What is not a fundamental criticism of Reinhard Brandt's position: animals can neither make judgments, nor ask questions, nor have conversations. Henrike Moll sees the making of judgments simply overrated in this context. Wrong, says Brandt, who proves that human culture is inconceivable without judgment. Animals do not take part in this world, they are at best objects of our research.

Even in view of the sometimes spectacular cognitive abilities, Brandt does not see animals as thinking beings. The same applies to deception maneuvers, which are teeming with in the animal kingdom. The Marburg philosopher objects that plants also trick and deceive:

"That means that one plant does something that is beneficial for its continued existence by pretending to be poisonous. Darwin uses this to describe a natural phenomenon that can be easily identified, but which we then use the illusion metaphor to describe. It works then from the plant to the animals that are definitely not strategically conscious, and the question is, where does that end up? "

An interesting side aspect is the question of whether babies - they can't even think either - and animals move at least for a certain period of time at the same stage of development. Henrike Moll is skeptical:

"So, for example, when it comes to causality, to understanding the physical world, it has long been said that the child and the monkey or other animals are on a par for a certain period of time and that their development is similar.

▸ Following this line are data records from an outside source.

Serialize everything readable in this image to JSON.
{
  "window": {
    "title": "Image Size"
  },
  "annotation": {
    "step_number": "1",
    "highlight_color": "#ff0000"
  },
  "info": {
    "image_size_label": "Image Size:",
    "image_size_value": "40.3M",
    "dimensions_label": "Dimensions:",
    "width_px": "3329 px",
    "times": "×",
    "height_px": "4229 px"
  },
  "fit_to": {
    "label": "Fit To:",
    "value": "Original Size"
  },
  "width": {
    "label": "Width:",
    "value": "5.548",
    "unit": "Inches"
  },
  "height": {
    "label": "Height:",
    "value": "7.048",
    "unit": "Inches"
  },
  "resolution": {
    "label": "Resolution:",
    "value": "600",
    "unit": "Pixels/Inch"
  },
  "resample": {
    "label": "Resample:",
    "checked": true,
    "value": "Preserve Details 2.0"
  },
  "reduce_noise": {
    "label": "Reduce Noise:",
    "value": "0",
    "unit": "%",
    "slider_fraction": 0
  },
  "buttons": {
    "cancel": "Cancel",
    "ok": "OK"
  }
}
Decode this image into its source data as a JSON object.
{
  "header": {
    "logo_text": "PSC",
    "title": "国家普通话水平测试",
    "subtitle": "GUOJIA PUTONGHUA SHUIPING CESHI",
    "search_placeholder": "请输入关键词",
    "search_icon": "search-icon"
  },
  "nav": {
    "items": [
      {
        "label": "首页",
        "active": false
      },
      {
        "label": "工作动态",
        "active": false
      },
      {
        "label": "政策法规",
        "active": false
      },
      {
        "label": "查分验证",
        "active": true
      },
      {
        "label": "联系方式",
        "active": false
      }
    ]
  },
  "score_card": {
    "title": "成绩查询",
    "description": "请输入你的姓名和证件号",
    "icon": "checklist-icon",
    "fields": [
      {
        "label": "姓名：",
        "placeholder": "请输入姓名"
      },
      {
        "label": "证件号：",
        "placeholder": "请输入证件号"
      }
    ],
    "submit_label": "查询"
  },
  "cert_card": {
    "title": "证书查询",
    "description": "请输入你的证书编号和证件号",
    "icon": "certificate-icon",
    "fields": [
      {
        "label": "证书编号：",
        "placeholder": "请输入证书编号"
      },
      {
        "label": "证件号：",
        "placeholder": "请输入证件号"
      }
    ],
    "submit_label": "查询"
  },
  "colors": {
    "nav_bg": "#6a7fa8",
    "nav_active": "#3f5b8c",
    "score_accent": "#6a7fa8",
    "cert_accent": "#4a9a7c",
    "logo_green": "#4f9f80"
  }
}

But the question is open ask whether the child does not choose a completely different approach and not also understand the physical world differently, namely in causal contexts, while the animal only creates associations between situations and brings different things together perceptually. "

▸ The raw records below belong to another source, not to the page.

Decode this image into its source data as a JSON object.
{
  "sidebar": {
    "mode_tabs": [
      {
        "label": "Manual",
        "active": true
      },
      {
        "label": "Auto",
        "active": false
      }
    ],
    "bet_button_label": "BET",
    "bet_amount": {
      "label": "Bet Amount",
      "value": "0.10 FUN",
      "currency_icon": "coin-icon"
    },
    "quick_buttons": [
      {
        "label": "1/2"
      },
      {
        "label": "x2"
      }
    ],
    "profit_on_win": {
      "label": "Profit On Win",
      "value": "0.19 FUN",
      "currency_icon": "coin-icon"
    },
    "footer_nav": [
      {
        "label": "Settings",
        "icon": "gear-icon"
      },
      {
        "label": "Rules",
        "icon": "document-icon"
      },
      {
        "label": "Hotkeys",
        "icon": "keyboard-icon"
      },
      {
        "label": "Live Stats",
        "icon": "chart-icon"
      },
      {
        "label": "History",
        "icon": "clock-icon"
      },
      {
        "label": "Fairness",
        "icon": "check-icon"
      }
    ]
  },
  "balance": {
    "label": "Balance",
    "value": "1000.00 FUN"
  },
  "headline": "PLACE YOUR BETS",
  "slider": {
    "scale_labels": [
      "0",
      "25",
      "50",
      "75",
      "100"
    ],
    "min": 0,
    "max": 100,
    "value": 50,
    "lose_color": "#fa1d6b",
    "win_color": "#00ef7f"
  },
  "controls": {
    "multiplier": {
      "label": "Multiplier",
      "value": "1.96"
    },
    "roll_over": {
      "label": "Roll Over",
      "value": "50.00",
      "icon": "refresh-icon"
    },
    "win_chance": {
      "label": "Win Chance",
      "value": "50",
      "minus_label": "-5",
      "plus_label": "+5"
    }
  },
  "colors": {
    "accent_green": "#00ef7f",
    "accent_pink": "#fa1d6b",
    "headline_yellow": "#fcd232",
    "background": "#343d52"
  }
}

Bottom line: animals cannot form judgments, so they cannot think either.

"Well, that is what is required of a thinking being, and I don't know of any example that forces me to accept that in the case of animals."

This ends the discussion, although there are still many practical questions lurking in the background. About our relationship with animals. They may not be able to think, but they always have emotions. And anyone who has ever seen pictures from slaughterhouses knows how much animals suffer. Among the philosophers - and not only there - such topics are currently not popular:

"The lip service is also there, and this problem is also discussed among philosophers and it is said, yes, we should actually adapt and change our everyday handling of the animal accordingly and be more sensitive, protect the animal better, but that is also the case destroyed or forgotten with the next order in the restaurant. "